Gaines says directors with technology skills can help with reputation management and issues relating to corporate social responsibility, another skill in rising demand on boards. “More boards are assessing their skills in stakeholder relationships and public affairs, here and in Asia. They are aware of how the organisation looks externally, particularly in social media.”

Higher demand for technology-versed directors is an opportunity for younger candidates, says Gaines. “Boards will look at younger candidates more closely than they normally would if they have a strong technology skills background. They still need to have broad management experience and if they are going to make it to boards, they need to have been an executive at a younger age. I would expect to see boards looking at well-credentialed chief information officers as
candidates.”

Other search consultants have a different view. Egon Zehnder partner Neil Waters understands the dilemma but is concerned about this trend. “All of a sudden, aspiring directors are starting to market themselves as ‘disruption directors’ even though they have had a reasonably standard executive career.  I am not sure all boards are buying what they think they are buying.”

Further, Waters is concerned that the appointment of technology experts to boards could send the wrong message to executive teams. “If the organisation is concerned about a new entrant damaging its business, is the appointment of the disruption director going to solve that problem?”

He says boards could consider a range of options based on a fundamental question: How much of the solution should be delivered by management and how much from the board? “The board can spend time assessing if management has sufficient depth in understanding how technology will affect the organisation and its industry. If the board still feels it needs more technology expertise, it could look to get the best advice possible from a range of people by forming an advisory board or committee.”
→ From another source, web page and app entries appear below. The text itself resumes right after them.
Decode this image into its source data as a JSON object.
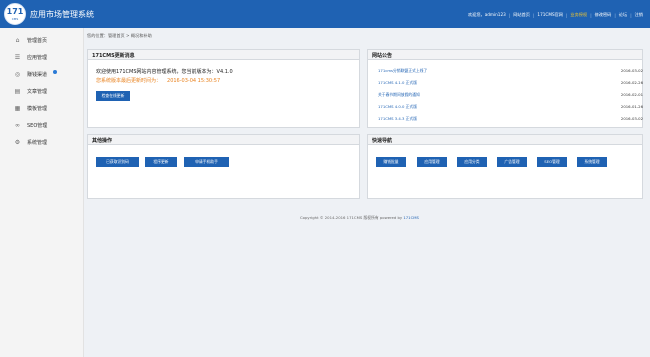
{
  "header": {
    "logo_text": "171",
    "logo_sub": "CMS",
    "title": "应用市场管理系统",
    "nav": [
      {
        "label": "欢迎您，admin123",
        "highlight": false
      },
      {
        "label": "网站首页",
        "highlight": false
      },
      {
        "label": "171CMS官网",
        "highlight": false
      },
      {
        "label": "业务授权",
        "highlight": true
      },
      {
        "label": "修改密码",
        "highlight": false
      },
      {
        "label": "论坛",
        "highlight": false
      },
      {
        "label": "注销",
        "highlight": false
      }
    ]
  },
  "sidebar": {
    "items": [
      {
        "label": "管理首页",
        "icon": "home-icon"
      },
      {
        "label": "应用管理",
        "icon": "list-icon"
      },
      {
        "label": "赚钱渠道",
        "icon": "circle-icon",
        "badge": true
      },
      {
        "label": "文章管理",
        "icon": "document-icon"
      },
      {
        "label": "模板管理",
        "icon": "template-icon"
      },
      {
        "label": "SEO管理",
        "icon": "seo-icon"
      },
      {
        "label": "系统管理",
        "icon": "gear-icon"
      }
    ]
  },
  "breadcrumb": "您的位置：管理首页 > 概况和补助",
  "update_panel": {
    "title": "171CMS更新消息",
    "welcome": "欢迎使用171CMS网站内容管理系统，您当前版本为：V4.1.0",
    "notice": "您系统版本最后更新时间为：",
    "notice_time": "2016-03-04 15:30:57",
    "check_button": "检查在线更新"
  },
  "announce_panel": {
    "title": "网站公告",
    "items": [
      {
        "title": "171cms分销联盟正式上线了",
        "date": "2016-03-02"
      },
      {
        "title": "171CMS 4.1.0 正式版",
        "date": "2016-02-26"
      },
      {
        "title": "关于春节期间放假的通知",
        "date": "2016-02-01"
      },
      {
        "title": "171CMS 4.0.0 正式版",
        "date": "2016-01-26"
      },
      {
        "title": "171CMS 3.4.3 正式版",
        "date": "2016-03-02"
      }
    ]
  },
  "quick_panel": {
    "title": "其他操作",
    "buttons": [
      "已获取识别码",
      "程序更新",
      "申请手机助手"
    ]
  },
  "nav_panel": {
    "title": "快速导航",
    "buttons": [
      "赚钱批量",
      "应用管理",
      "应用分类",
      "广告管理",
      "SEO管理",
      "系统管理"
    ]
  },
  "footer": {
    "text": "Copyright © 2014-2016 171CMS 版权所有 powered by",
    "brand": "171CMS"
  }
}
A board, for example, could recruit six tech experts to advise it and the executive team on technology-related issues. “Overseas banks have formed digital advisory boards, with people from Silicon Valley, to advise the main board on emerging technologies. Depending on the organisation, that makes more sense than appointing one director with a tech background.”

Waters says a focus on technology skills among directors risks overshadowing the board’s broader responsibilities. “We need to be reminded from time to time that the full job of a director is to govern across a range of issues, not just technology.  The best directors are typically those who have dealt with issues of real scale and complexity in their executive careers. It’s hard to get that experience if you have only worked as a technology specialist.”

The push for younger directors with technology skills could backfire, says Waters. “I understand chairmen thinking more about age diversity and refreshing the board with younger directors. But there seems to be an emerging bias against older directors. Experience should come with a premium for boards, not a discount.”

He says boards are now much more sensible about the skills they need. “They know technology is important, but not at the expense of appointing a director who cannot govern across a range of complex areas.”

If more tech experts are appointed, it is likely to be on boards of large, established organisations that are disrupted by technology, rather than those doing the disruption, such as emerging fast-growth ventures. History shows how quickly incumbent companies can fall when their markets are disrupted. They will need directors who can help the organisation survive in a new market and reorganise its resources – not just fend off the predators.